A long read for lunch or the weekend. Death by a Thousand Clicks: Where Electronic Health Records Went Wrong. Also the accompanying essay by Clifton Leaf.
From his very first interactions with Theranos, the reporter made abundantly clear that he considered Theranos to be a target to be taken down, and not simply the subject of an objective news story. The articles that appeared last week are the inevitable product of that approach.–Theranos Facts, 22 Oct
Breaking news. Blood is drawn. A spokesperson for Theranos (from FTI Consulting), Ms Shea Maney, has responded directly to this Editor regarding the content of the Wall Street Journal article, previously covered here (The $9 billion question mark) along with followup in primarily Fortune but also commentary in the Health Care Blog. Her note to me (which undoubtedly has gone to other press) is reprinted below in its entirety, save the standard closing line:
We read your coverage of Theranos with interest, and noticed you were particularly interested in accuracy and our finger-stick tests, among other themes.
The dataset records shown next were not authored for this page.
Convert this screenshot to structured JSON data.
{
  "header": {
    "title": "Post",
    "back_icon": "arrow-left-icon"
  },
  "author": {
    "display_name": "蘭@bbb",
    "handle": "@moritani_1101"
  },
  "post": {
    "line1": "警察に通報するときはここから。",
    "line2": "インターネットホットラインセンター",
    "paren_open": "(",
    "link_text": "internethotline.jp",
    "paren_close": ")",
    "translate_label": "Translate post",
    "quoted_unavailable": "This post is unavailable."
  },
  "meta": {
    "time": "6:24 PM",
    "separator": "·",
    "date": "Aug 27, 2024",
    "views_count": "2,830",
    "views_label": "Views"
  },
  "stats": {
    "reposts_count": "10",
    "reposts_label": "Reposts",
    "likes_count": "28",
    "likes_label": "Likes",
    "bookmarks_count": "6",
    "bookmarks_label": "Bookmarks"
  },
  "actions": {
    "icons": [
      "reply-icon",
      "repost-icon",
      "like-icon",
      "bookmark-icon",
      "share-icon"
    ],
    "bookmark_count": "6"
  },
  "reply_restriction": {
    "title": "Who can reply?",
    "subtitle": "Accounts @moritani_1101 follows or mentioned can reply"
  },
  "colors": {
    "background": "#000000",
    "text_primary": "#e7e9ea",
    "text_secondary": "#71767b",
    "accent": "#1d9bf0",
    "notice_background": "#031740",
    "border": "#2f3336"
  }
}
There have been a lot of inaccuracies in the coverage of these topics, which is why we have posted detailed information on our technology, accuracy, and conversations with The Wall Street Journal on our website: https://www.theranos.com/news/posts/custom/theranos-facts
On accuracy: Theranos’ technology is reviewed by regulators, proven in the field, and praised by leaders in the industry and doctors and individuals that we serve. We are confident in the reliability of our tests, because we have validated their accuracy. (more…)
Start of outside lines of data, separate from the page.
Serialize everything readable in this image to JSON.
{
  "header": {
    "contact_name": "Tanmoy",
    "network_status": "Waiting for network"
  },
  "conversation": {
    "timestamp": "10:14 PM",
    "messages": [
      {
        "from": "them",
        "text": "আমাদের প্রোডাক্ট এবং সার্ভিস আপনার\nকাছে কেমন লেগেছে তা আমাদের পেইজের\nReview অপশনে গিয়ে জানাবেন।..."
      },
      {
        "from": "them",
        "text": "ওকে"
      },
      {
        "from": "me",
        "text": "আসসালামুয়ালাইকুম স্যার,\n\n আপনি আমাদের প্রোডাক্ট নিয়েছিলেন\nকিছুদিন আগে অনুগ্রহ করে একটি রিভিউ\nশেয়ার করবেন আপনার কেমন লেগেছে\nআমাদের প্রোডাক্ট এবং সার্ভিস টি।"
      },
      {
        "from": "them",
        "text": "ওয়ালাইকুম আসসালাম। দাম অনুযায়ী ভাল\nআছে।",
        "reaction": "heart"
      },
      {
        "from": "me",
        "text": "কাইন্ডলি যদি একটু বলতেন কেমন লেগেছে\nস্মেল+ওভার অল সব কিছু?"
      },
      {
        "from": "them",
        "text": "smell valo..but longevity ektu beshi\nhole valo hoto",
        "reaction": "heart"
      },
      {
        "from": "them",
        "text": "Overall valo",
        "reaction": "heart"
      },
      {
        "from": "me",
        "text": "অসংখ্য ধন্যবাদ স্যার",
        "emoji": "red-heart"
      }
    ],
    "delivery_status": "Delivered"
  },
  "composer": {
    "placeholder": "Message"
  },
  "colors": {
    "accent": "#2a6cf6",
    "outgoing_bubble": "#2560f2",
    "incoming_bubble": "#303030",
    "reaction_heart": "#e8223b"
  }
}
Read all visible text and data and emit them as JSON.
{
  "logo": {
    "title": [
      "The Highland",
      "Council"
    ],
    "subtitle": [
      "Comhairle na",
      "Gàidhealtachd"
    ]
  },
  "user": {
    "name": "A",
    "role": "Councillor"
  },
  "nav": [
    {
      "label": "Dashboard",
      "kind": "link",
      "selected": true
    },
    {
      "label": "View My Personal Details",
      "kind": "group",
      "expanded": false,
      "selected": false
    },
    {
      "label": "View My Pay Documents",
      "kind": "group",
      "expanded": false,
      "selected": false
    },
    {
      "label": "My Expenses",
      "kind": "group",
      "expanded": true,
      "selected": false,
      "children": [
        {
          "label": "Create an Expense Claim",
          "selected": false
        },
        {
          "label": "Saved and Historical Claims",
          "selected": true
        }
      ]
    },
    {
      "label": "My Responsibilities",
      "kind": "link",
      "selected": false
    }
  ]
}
[grow_thumb image=”http://telecareaware.com/wp-content/uploads/2015/10/question_mark.jpg” thumb_width=”120″ /]Some clarity emerges from the controversy around Theranos
and last week’s Wall Street Journal
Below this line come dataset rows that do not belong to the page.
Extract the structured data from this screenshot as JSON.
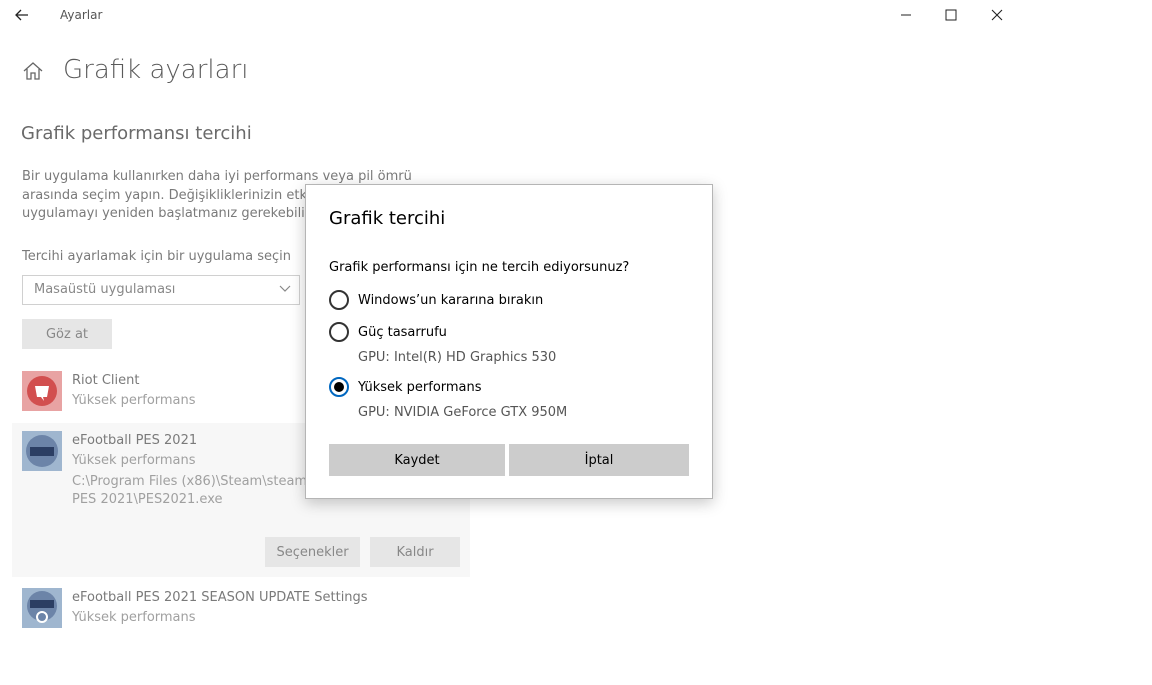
{
  "window": {
    "title": "Ayarlar"
  },
  "page": {
    "title": "Grafik ayarları",
    "section_title": "Grafik performansı tercihi",
    "description": "Bir uygulama kullanırken daha iyi performans veya pil ömrü arasında seçim yapın. Değişikliklerinizin etkili olması için uygulamayı yeniden başlatmanız gerekebilir.",
    "select_label": "Tercihi ayarlamak için bir uygulama seçin",
    "select_value": "Masaüstü uygulaması",
    "browse_label": "Göz at"
  },
  "apps": [
    {
      "name": "Riot Client",
      "preference": "Yüksek performans"
    },
    {
      "name": "eFootball PES 2021",
      "preference": "Yüksek performans",
      "path": "C:\\Program Files (x86)\\Steam\\steamapps\\common\\eFootball PES 2021\\PES2021.exe",
      "path_line1": "C:\\Program Files (x86)\\Steam\\steamap",
      "path_line2": "PES 2021\\PES2021.exe"
    },
    {
      "name": "eFootball PES 2021 SEASON UPDATE Settings",
      "preference": "Yüksek performans"
    }
  ],
  "selected_app_actions": {
    "options_label": "Seçenekler",
    "remove_label": "Kaldır"
  },
  "dialog": {
    "title": "Grafik tercihi",
    "question": "Grafik performansı için ne tercih ediyorsunuz?",
    "options": [
      {
        "label": "Windows’un kararına bırakın",
        "checked": false
      },
      {
        "label": "Güç tasarrufu",
        "gpu": "GPU: Intel(R) HD Graphics 530",
        "checked": false
      },
      {
        "label": "Yüksek performans",
        "gpu": "GPU: NVIDIA GeForce GTX 950M",
        "checked": true
      }
    ],
    "save_label": "Kaydet",
    "cancel_label": "İptal"
  },
  "icons": {
    "back": "back-arrow-icon",
    "home": "home-icon",
    "minimize": "minimize-icon",
    "maximize": "maximize-icon",
    "close": "close-icon",
    "chevron": "chevron-down-icon"
  },
  "colors": {
    "accent": "#0067c0",
    "dialog_button": "#cccccc",
    "disabled_button": "#e6e6e6"
  }
}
exposé [TTA 16 Oct
]. Last week’s rebuttal/denial released by the company said remarkably little, which disturbed Roger Parloff, the Fortune
writer who profiled the company in June 2014’s high-profile cover story. He failed to reach CEO Elizabeth Holmes, who on her break from an all-day with the Harvard Medical School Board of Fellows, taped a segment with CNBC stock tout Jim Cramer (a questionable priority indeed–Ed.
) Fortunately he received more specific answers via email from General Counsel Heather King. It clarifies among other things that venipuncture, not finger stick, is used in the majority of their tests in practice, and that dilution of samples is within industry practice for use in third-party analyzing machines. There also seem to be two sides to the proficiency-testing story. (Oddly, no mention of the sensational claims around British biochemist Ian Gibbons who was key to Theranos’ patent development and the alleged legal threats to his widow.)
For those who have difficulty getting through the WSJ paywall, Mr Parloff’s summary of the WSJ article’s main points is helpful. His conclusion: Theranos is wisely ‘dialing back’ its USP on drawing blood through finger stick to “Smaller samples. Smaller needles. Better experience.” (A neat pivot from what Theranos ‘made their bones’ on and still features–tiny finger-sticks.) His open-ended question (for, presumably, the next article): can it profitably run its low-cost testing business when it’s using the same analyzing machines as the big testing labs; and while cheaper, can doctors and patients trust the Theranos tests (which are a matter of health, and perhaps life and death) if they’ve flunked their first test at transparency?
Another view from Health 2.0 supremo Matthew Holt over at his Health Care Blog is that for Theranos, this blow is eminently recoverable if they play their cards right. Witness the recovery made by 23andMe, now in the good graces of FDA after having blown it badly to near-shutdown. (more…)